Dataset entries Start Marker

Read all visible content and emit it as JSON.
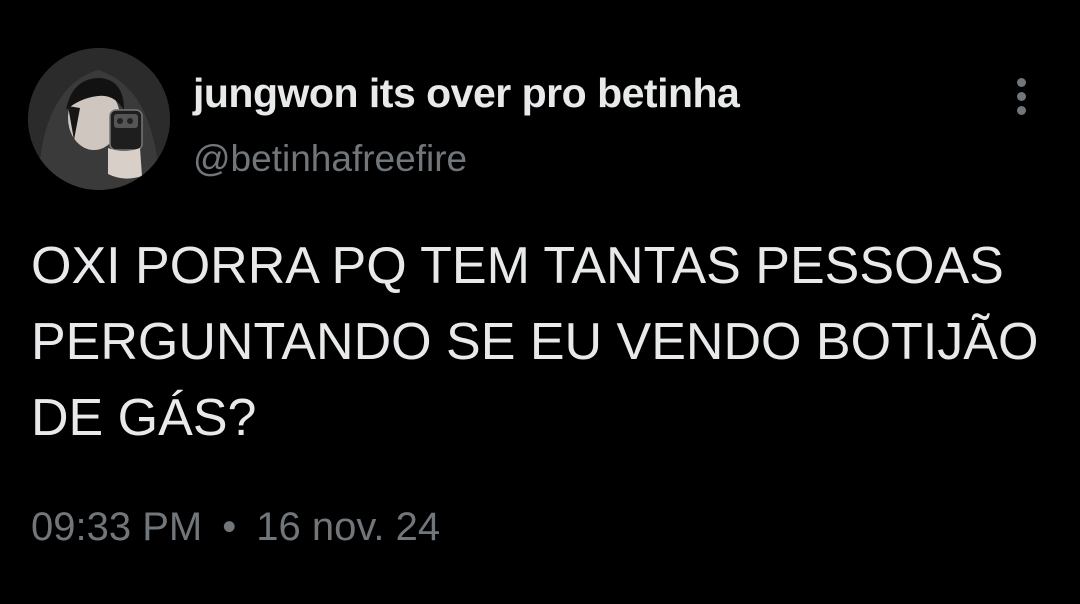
{
  "tweet": {
    "display_name": "jungwon its over pro betinha",
    "handle": "@betinhafreefire",
    "text_lines": [
      "OXI PORRA PQ TEM TANTAS PESSOAS",
      "PERGUNTANDO SE EU VENDO BOTIJÃO",
      "DE GÁS?"
    ],
    "time": "09:33 PM",
    "separator": "•",
    "date": "16 nov. 24"
  },
  "icons": {
    "more": "more-vertical-icon"
  },
  "colors": {
    "background": "#000000",
    "primary_text": "#e7e9ea",
    "secondary_text": "#71767b"
  }
}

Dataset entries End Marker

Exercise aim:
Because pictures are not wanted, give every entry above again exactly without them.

Solution to this problem:
Read all visible content and emit it as JSON.
{
  "tweet": {
    "display_name": "jungwon its over pro betinha",
    "handle": "@betinhafreefire",
    "text_lines": [
      "OXI PORRA PQ TEM TANTAS PESSOAS",
      "PERGUNTANDO SE EU VENDO BOTIJÃO",
      "DE GÁS?"
    ],
    "time": "09:33 PM",
    "separator": "•",
    "date": "16 nov. 24"
  },
  "icons": {
    "more": "more-vertical-icon"
  },
  "colors": {
    "background": "#000000",
    "primary_text": "#e7e9ea",
    "secondary_text": "#71767b"
  }
}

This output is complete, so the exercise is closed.